*Work instructions*
Please return every line of the records below that contains the word "gained".

(Material supplied begins)

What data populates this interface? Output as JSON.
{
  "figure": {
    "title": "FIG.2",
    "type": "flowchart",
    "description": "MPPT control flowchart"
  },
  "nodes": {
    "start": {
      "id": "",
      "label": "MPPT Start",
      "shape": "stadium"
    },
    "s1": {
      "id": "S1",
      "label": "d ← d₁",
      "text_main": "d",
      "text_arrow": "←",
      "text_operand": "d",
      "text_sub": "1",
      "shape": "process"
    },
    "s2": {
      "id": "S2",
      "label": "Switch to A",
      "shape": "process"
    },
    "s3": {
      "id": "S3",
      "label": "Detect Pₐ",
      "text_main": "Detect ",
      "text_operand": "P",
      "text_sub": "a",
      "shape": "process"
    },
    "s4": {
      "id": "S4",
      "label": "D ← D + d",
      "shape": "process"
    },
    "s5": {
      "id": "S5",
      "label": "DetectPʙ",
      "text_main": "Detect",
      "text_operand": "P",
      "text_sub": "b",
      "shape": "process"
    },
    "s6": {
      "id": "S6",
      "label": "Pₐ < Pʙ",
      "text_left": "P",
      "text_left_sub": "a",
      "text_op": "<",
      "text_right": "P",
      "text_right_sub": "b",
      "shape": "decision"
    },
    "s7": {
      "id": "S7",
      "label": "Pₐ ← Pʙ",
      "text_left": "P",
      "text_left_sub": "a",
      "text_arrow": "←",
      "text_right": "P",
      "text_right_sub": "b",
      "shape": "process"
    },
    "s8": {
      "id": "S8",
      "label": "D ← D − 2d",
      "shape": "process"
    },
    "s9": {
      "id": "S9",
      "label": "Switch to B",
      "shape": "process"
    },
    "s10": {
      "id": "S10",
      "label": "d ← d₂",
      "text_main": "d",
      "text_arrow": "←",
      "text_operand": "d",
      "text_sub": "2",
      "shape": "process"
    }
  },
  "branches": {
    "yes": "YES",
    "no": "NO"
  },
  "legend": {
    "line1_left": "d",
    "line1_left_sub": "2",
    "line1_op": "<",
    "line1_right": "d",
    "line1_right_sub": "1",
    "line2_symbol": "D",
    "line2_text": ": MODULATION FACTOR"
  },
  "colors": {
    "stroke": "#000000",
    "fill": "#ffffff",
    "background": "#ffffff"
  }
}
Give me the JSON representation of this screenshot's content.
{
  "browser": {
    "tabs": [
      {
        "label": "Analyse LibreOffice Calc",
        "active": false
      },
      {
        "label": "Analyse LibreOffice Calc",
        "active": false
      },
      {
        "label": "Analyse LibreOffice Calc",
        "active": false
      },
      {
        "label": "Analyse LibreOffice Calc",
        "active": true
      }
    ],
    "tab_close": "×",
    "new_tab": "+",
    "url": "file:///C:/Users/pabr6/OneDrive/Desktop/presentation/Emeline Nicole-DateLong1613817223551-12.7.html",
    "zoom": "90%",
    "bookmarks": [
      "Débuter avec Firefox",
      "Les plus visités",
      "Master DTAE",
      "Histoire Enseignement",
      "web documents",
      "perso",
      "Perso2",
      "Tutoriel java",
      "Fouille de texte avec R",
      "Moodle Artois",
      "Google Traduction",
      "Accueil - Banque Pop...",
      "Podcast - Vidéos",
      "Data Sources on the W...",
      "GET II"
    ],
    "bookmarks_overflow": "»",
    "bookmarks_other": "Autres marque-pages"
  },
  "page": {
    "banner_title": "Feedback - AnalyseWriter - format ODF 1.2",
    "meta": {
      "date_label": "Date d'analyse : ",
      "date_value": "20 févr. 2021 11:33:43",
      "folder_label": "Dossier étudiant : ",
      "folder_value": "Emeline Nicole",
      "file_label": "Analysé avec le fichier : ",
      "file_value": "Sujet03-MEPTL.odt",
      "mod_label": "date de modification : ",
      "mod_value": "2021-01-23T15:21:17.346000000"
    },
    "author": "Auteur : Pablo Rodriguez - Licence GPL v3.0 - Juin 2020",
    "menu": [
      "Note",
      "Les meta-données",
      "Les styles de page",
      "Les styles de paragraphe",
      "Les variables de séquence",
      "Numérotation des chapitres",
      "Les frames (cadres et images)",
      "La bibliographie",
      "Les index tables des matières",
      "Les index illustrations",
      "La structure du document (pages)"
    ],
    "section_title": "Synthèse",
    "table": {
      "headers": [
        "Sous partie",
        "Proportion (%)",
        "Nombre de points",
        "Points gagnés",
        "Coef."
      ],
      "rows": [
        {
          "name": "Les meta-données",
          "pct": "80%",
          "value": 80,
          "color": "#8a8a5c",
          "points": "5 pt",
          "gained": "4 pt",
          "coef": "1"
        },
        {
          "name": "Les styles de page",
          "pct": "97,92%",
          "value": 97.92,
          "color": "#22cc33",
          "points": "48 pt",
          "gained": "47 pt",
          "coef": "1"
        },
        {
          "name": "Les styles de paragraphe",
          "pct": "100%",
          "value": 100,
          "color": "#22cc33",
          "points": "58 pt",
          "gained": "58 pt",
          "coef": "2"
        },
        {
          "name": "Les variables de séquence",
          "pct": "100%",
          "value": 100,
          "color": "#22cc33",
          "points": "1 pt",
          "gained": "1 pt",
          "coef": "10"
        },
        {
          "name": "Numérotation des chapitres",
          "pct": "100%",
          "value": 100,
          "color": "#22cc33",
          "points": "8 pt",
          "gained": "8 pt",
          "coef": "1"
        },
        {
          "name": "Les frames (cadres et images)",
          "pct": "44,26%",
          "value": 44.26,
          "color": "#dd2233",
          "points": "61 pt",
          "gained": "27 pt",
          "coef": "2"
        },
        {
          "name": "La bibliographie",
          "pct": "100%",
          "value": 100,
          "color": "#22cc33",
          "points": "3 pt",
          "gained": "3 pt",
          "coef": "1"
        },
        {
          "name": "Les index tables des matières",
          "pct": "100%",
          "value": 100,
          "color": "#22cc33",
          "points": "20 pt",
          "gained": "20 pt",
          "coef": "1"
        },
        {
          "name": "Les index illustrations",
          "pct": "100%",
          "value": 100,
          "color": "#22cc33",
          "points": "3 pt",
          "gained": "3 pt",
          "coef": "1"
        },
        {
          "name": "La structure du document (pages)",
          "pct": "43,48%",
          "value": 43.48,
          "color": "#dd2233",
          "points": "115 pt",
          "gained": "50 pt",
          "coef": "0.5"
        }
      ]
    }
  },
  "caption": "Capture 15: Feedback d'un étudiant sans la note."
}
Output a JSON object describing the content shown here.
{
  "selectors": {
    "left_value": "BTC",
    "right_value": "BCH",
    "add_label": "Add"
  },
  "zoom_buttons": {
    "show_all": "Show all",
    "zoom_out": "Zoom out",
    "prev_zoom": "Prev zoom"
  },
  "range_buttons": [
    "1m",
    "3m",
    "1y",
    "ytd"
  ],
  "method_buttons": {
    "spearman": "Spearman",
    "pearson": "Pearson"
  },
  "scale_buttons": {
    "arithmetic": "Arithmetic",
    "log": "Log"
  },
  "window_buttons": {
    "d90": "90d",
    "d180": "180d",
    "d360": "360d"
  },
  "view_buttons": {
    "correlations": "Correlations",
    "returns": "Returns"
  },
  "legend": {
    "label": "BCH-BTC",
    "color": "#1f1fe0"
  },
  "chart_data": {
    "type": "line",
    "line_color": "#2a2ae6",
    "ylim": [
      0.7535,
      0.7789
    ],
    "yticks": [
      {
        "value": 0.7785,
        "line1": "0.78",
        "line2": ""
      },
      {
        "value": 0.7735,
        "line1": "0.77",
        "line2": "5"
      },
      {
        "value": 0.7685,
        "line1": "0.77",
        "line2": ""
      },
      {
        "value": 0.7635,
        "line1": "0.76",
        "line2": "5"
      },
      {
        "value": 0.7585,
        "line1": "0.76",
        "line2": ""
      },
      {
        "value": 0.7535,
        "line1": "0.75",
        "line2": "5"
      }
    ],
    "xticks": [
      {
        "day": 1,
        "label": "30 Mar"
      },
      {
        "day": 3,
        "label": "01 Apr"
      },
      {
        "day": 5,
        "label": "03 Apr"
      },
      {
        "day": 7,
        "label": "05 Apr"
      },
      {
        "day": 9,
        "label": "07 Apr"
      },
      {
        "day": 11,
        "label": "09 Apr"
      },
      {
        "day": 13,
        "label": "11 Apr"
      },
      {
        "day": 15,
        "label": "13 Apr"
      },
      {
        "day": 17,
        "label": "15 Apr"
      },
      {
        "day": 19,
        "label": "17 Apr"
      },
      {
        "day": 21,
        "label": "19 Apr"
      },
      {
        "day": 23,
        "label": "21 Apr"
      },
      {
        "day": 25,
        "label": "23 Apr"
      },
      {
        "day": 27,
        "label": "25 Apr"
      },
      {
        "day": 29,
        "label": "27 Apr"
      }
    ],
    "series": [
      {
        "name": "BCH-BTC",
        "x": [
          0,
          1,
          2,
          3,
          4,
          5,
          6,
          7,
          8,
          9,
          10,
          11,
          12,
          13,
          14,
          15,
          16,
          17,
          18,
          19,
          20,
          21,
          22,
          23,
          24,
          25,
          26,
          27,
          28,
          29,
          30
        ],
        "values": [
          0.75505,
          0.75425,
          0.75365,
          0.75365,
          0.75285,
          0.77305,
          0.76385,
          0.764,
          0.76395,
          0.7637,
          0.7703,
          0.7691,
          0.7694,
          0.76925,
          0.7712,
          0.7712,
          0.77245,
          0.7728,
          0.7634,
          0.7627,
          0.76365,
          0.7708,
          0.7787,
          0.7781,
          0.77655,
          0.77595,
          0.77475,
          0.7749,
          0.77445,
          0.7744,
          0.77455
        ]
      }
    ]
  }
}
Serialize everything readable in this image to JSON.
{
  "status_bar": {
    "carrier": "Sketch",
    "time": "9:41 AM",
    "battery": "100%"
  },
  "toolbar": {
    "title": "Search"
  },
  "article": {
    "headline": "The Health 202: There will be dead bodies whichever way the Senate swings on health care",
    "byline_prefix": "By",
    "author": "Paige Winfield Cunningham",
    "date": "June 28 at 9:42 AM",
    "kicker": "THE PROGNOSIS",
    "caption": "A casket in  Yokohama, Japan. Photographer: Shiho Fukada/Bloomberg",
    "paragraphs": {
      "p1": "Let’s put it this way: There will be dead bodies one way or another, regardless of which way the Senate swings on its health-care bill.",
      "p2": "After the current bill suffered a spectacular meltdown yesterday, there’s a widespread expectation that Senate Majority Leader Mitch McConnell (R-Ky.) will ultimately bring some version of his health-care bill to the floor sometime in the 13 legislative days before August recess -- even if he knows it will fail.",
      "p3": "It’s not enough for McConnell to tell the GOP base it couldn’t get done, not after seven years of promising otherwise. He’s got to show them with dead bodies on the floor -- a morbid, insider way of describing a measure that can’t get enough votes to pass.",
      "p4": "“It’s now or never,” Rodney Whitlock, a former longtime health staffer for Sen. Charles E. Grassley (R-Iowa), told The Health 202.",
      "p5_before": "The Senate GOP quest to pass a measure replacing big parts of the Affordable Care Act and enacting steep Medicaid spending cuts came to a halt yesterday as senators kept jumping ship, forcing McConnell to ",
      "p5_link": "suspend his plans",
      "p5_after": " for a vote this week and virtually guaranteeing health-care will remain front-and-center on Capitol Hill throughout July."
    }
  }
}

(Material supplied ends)

*The completed task*
          "gained": "4 pt",
          "gained": "47 pt",
          "gained": "58 pt",
          "gained": "1 pt",
          "gained": "8 pt",
          "gained": "27 pt",
          "gained": "3 pt",
          "gained": "20 pt",
          "gained": "3 pt",
          "gained": "50 pt",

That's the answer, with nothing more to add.